Reading through the lines below, count those that include the string "data"; the answer is that number and nothing else.

GIVEN INFORMATION:
——————————

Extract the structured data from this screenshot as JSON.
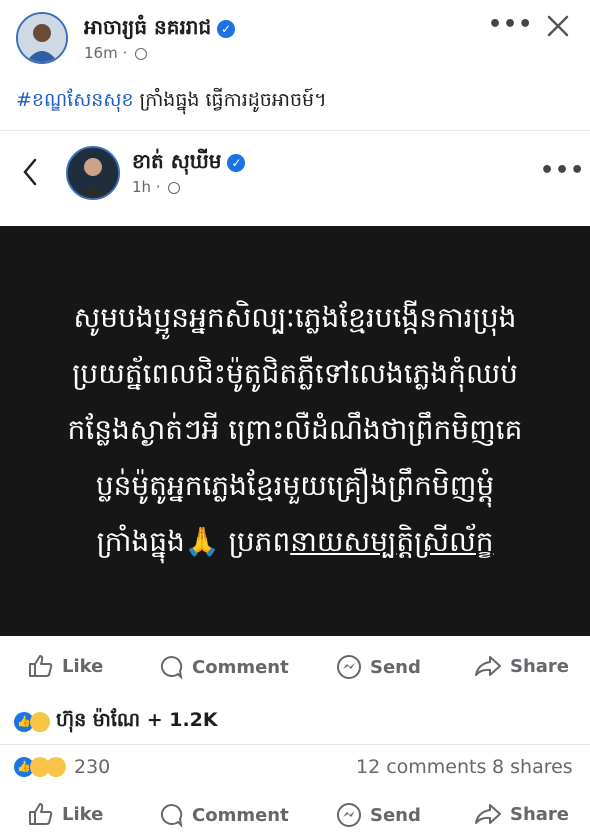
{
  "outer_post": {
    "author": "អាចារ្យធំ នគររាជ",
    "time": "16m",
    "caption_hashtag": "#ខណ្ឌសែនសុខ",
    "caption_text": " ក្រាំងធ្នុង ធ្វើការដូចអាចម៍។"
  },
  "shared_post": {
    "author": "ខាត់ សុឃីម",
    "time": "1h",
    "card_lines": [
      "សូមបងប្អូនអ្នកសិល្បៈភ្លេងខ្មែរបង្កើនការប្រុង",
      "ប្រយត្ន័ពេលជិះម៉ូតូជិតភ្លឺទៅលេងភ្លេងកុំឈប់",
      "កន្លែងស្ងាត់ៗអី ព្រោះលឺដំណឹងថាព្រឹកមិញគេ",
      "ប្លន់ម៉ូតូអ្នកភ្លេងខ្មែរមួយគ្រឿងព្រឹកមិញម្តុំ"
    ],
    "card_last_prefix": "ក្រាំងធ្នុង",
    "card_last_emoji": "🙏",
    "card_last_mid": " ប្រភព",
    "card_last_link": "នាយសម្បត្តិស្រីល័ក្ខ"
  },
  "actions": {
    "like": "Like",
    "comment": "Comment",
    "send": "Send",
    "share": "Share"
  },
  "shared_reactions": {
    "text": "ហ៊ុន ម៉ាណែ + 1.2K"
  },
  "outer_reactions": {
    "count": "230",
    "comments": "12 comments",
    "shares": "8 shares"
  },
  "colors": {
    "accent": "#1b74e4",
    "hashtag": "#1b5cc7",
    "card_bg": "#161616"
  },
  "icons": [
    "verified-icon",
    "globe-icon",
    "more-icon",
    "close-icon",
    "back-icon",
    "like-icon",
    "comment-icon",
    "send-icon",
    "share-icon"
  ]
}
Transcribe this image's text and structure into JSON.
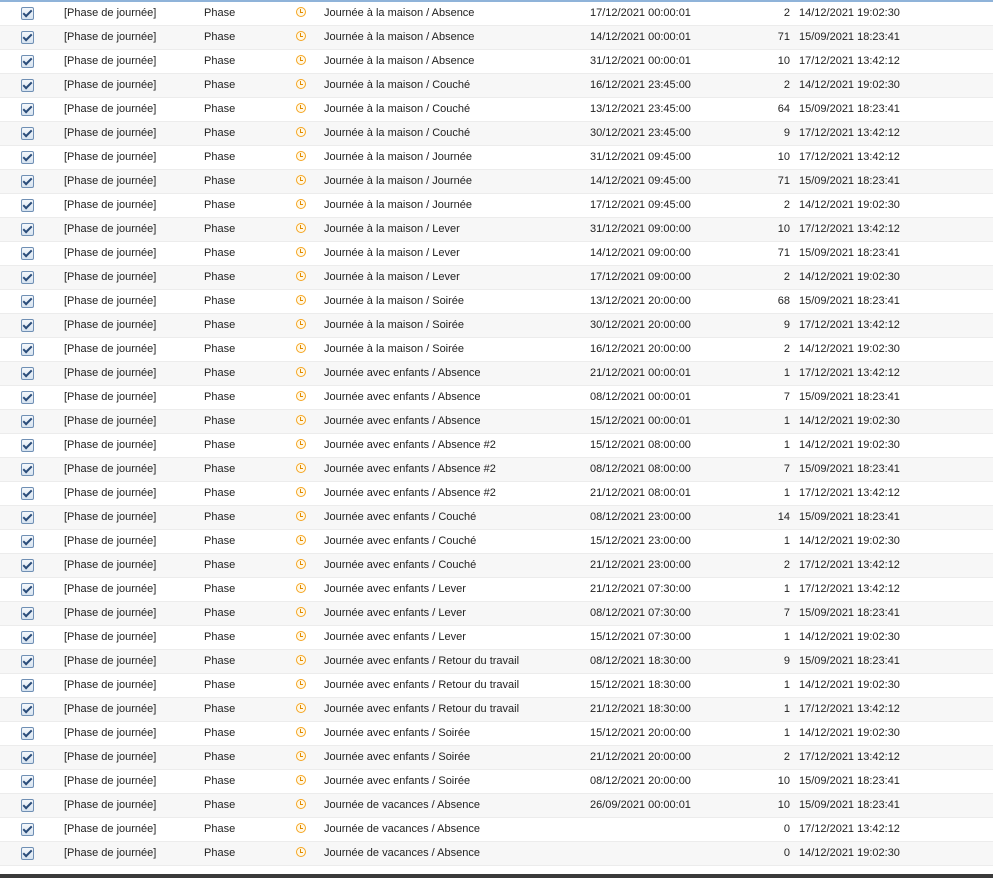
{
  "rows": [
    {
      "type": "[Phase de journée]",
      "kind": "Phase",
      "name": "Journée à la maison / Absence",
      "next": "17/12/2021 00:00:01",
      "count": "2",
      "date": "14/12/2021 19:02:30"
    },
    {
      "type": "[Phase de journée]",
      "kind": "Phase",
      "name": "Journée à la maison / Absence",
      "next": "14/12/2021 00:00:01",
      "count": "71",
      "date": "15/09/2021 18:23:41"
    },
    {
      "type": "[Phase de journée]",
      "kind": "Phase",
      "name": "Journée à la maison / Absence",
      "next": "31/12/2021 00:00:01",
      "count": "10",
      "date": "17/12/2021 13:42:12"
    },
    {
      "type": "[Phase de journée]",
      "kind": "Phase",
      "name": "Journée à la maison / Couché",
      "next": "16/12/2021 23:45:00",
      "count": "2",
      "date": "14/12/2021 19:02:30"
    },
    {
      "type": "[Phase de journée]",
      "kind": "Phase",
      "name": "Journée à la maison / Couché",
      "next": "13/12/2021 23:45:00",
      "count": "64",
      "date": "15/09/2021 18:23:41"
    },
    {
      "type": "[Phase de journée]",
      "kind": "Phase",
      "name": "Journée à la maison / Couché",
      "next": "30/12/2021 23:45:00",
      "count": "9",
      "date": "17/12/2021 13:42:12"
    },
    {
      "type": "[Phase de journée]",
      "kind": "Phase",
      "name": "Journée à la maison / Journée",
      "next": "31/12/2021 09:45:00",
      "count": "10",
      "date": "17/12/2021 13:42:12"
    },
    {
      "type": "[Phase de journée]",
      "kind": "Phase",
      "name": "Journée à la maison / Journée",
      "next": "14/12/2021 09:45:00",
      "count": "71",
      "date": "15/09/2021 18:23:41"
    },
    {
      "type": "[Phase de journée]",
      "kind": "Phase",
      "name": "Journée à la maison / Journée",
      "next": "17/12/2021 09:45:00",
      "count": "2",
      "date": "14/12/2021 19:02:30"
    },
    {
      "type": "[Phase de journée]",
      "kind": "Phase",
      "name": "Journée à la maison / Lever",
      "next": "31/12/2021 09:00:00",
      "count": "10",
      "date": "17/12/2021 13:42:12"
    },
    {
      "type": "[Phase de journée]",
      "kind": "Phase",
      "name": "Journée à la maison / Lever",
      "next": "14/12/2021 09:00:00",
      "count": "71",
      "date": "15/09/2021 18:23:41"
    },
    {
      "type": "[Phase de journée]",
      "kind": "Phase",
      "name": "Journée à la maison / Lever",
      "next": "17/12/2021 09:00:00",
      "count": "2",
      "date": "14/12/2021 19:02:30"
    },
    {
      "type": "[Phase de journée]",
      "kind": "Phase",
      "name": "Journée à la maison / Soirée",
      "next": "13/12/2021 20:00:00",
      "count": "68",
      "date": "15/09/2021 18:23:41"
    },
    {
      "type": "[Phase de journée]",
      "kind": "Phase",
      "name": "Journée à la maison / Soirée",
      "next": "30/12/2021 20:00:00",
      "count": "9",
      "date": "17/12/2021 13:42:12"
    },
    {
      "type": "[Phase de journée]",
      "kind": "Phase",
      "name": "Journée à la maison / Soirée",
      "next": "16/12/2021 20:00:00",
      "count": "2",
      "date": "14/12/2021 19:02:30"
    },
    {
      "type": "[Phase de journée]",
      "kind": "Phase",
      "name": "Journée avec enfants / Absence",
      "next": "21/12/2021 00:00:01",
      "count": "1",
      "date": "17/12/2021 13:42:12"
    },
    {
      "type": "[Phase de journée]",
      "kind": "Phase",
      "name": "Journée avec enfants / Absence",
      "next": "08/12/2021 00:00:01",
      "count": "7",
      "date": "15/09/2021 18:23:41"
    },
    {
      "type": "[Phase de journée]",
      "kind": "Phase",
      "name": "Journée avec enfants / Absence",
      "next": "15/12/2021 00:00:01",
      "count": "1",
      "date": "14/12/2021 19:02:30"
    },
    {
      "type": "[Phase de journée]",
      "kind": "Phase",
      "name": "Journée avec enfants / Absence #2",
      "next": "15/12/2021 08:00:00",
      "count": "1",
      "date": "14/12/2021 19:02:30"
    },
    {
      "type": "[Phase de journée]",
      "kind": "Phase",
      "name": "Journée avec enfants / Absence #2",
      "next": "08/12/2021 08:00:00",
      "count": "7",
      "date": "15/09/2021 18:23:41"
    },
    {
      "type": "[Phase de journée]",
      "kind": "Phase",
      "name": "Journée avec enfants / Absence #2",
      "next": "21/12/2021 08:00:01",
      "count": "1",
      "date": "17/12/2021 13:42:12"
    },
    {
      "type": "[Phase de journée]",
      "kind": "Phase",
      "name": "Journée avec enfants / Couché",
      "next": "08/12/2021 23:00:00",
      "count": "14",
      "date": "15/09/2021 18:23:41"
    },
    {
      "type": "[Phase de journée]",
      "kind": "Phase",
      "name": "Journée avec enfants / Couché",
      "next": "15/12/2021 23:00:00",
      "count": "1",
      "date": "14/12/2021 19:02:30"
    },
    {
      "type": "[Phase de journée]",
      "kind": "Phase",
      "name": "Journée avec enfants / Couché",
      "next": "21/12/2021 23:00:00",
      "count": "2",
      "date": "17/12/2021 13:42:12"
    },
    {
      "type": "[Phase de journée]",
      "kind": "Phase",
      "name": "Journée avec enfants / Lever",
      "next": "21/12/2021 07:30:00",
      "count": "1",
      "date": "17/12/2021 13:42:12"
    },
    {
      "type": "[Phase de journée]",
      "kind": "Phase",
      "name": "Journée avec enfants / Lever",
      "next": "08/12/2021 07:30:00",
      "count": "7",
      "date": "15/09/2021 18:23:41"
    },
    {
      "type": "[Phase de journée]",
      "kind": "Phase",
      "name": "Journée avec enfants / Lever",
      "next": "15/12/2021 07:30:00",
      "count": "1",
      "date": "14/12/2021 19:02:30"
    },
    {
      "type": "[Phase de journée]",
      "kind": "Phase",
      "name": "Journée avec enfants / Retour du travail",
      "next": "08/12/2021 18:30:00",
      "count": "9",
      "date": "15/09/2021 18:23:41"
    },
    {
      "type": "[Phase de journée]",
      "kind": "Phase",
      "name": "Journée avec enfants / Retour du travail",
      "next": "15/12/2021 18:30:00",
      "count": "1",
      "date": "14/12/2021 19:02:30"
    },
    {
      "type": "[Phase de journée]",
      "kind": "Phase",
      "name": "Journée avec enfants / Retour du travail",
      "next": "21/12/2021 18:30:00",
      "count": "1",
      "date": "17/12/2021 13:42:12"
    },
    {
      "type": "[Phase de journée]",
      "kind": "Phase",
      "name": "Journée avec enfants / Soirée",
      "next": "15/12/2021 20:00:00",
      "count": "1",
      "date": "14/12/2021 19:02:30"
    },
    {
      "type": "[Phase de journée]",
      "kind": "Phase",
      "name": "Journée avec enfants / Soirée",
      "next": "21/12/2021 20:00:00",
      "count": "2",
      "date": "17/12/2021 13:42:12"
    },
    {
      "type": "[Phase de journée]",
      "kind": "Phase",
      "name": "Journée avec enfants / Soirée",
      "next": "08/12/2021 20:00:00",
      "count": "10",
      "date": "15/09/2021 18:23:41"
    },
    {
      "type": "[Phase de journée]",
      "kind": "Phase",
      "name": "Journée de vacances / Absence",
      "next": "26/09/2021 00:00:01",
      "count": "10",
      "date": "15/09/2021 18:23:41"
    },
    {
      "type": "[Phase de journée]",
      "kind": "Phase",
      "name": "Journée de vacances / Absence",
      "next": "",
      "count": "0",
      "date": "17/12/2021 13:42:12"
    },
    {
      "type": "[Phase de journée]",
      "kind": "Phase",
      "name": "Journée de vacances / Absence",
      "next": "",
      "count": "0",
      "date": "14/12/2021 19:02:30"
    }
  ],
  "icons": {
    "row_icon": "alarm-clock-icon",
    "checkbox": "checkbox-checked-icon"
  },
  "colors": {
    "icon_accent": "#f5a623",
    "row_alt": "#f7f7f7",
    "border": "#ececec"
  }
}
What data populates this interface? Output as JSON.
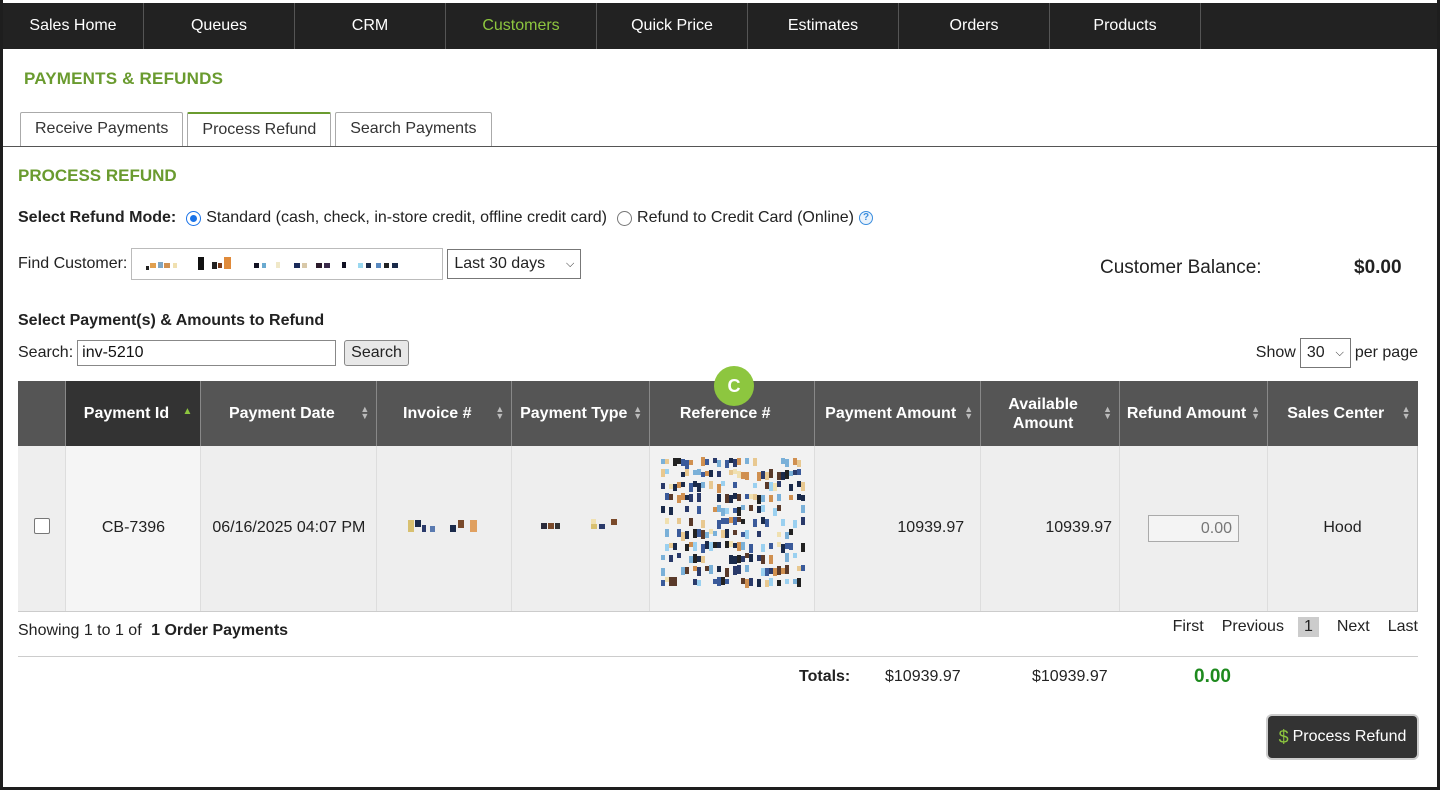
{
  "nav": {
    "items": [
      "Sales Home",
      "Queues",
      "CRM",
      "Customers",
      "Quick Price",
      "Estimates",
      "Orders",
      "Products"
    ],
    "active": "Customers",
    "active_color": "#8dc63f"
  },
  "page_title": "PAYMENTS & REFUNDS",
  "tabs": [
    "Receive Payments",
    "Process Refund",
    "Search Payments"
  ],
  "section_title": "PROCESS REFUND",
  "refund_mode": {
    "label": "Select Refund Mode:",
    "options": [
      "Standard (cash, check, in-store credit, offline credit card)",
      "Refund to Credit Card (Online)"
    ],
    "selected": 0,
    "help_icon": "help-icon"
  },
  "find_customer": {
    "label": "Find Customer:",
    "range": "Last 30 days"
  },
  "customer_balance": {
    "label": "Customer Balance:",
    "value": "$0.00"
  },
  "select_title": "Select Payment(s) & Amounts to Refund",
  "search": {
    "label": "Search:",
    "value": "inv-5210",
    "button": "Search"
  },
  "show": {
    "label": "Show",
    "value": "30",
    "suffix": "per page"
  },
  "table": {
    "headers": [
      "Payment Id",
      "Payment Date",
      "Invoice #",
      "Payment Type",
      "Reference #",
      "Payment Amount",
      "Available Amount",
      "Refund Amount",
      "Sales Center"
    ],
    "row": {
      "payment_id": "CB-7396",
      "payment_date": "06/16/2025 04:07 PM",
      "payment_amount": "10939.97",
      "available_amount": "10939.97",
      "refund_amount": "0.00",
      "sales_center": "Hood"
    }
  },
  "marker": "C",
  "showing": {
    "text": "Showing 1 to 1 of",
    "bold": "1 Order Payments"
  },
  "pager": {
    "first": "First",
    "previous": "Previous",
    "current": "1",
    "next": "Next",
    "last": "Last"
  },
  "totals": {
    "label": "Totals:",
    "payment": "$10939.97",
    "available": "$10939.97",
    "refund": "0.00"
  },
  "process_button": {
    "icon": "$",
    "label": "Process Refund"
  }
}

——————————

ANSWER TO THE PROBLEM: 2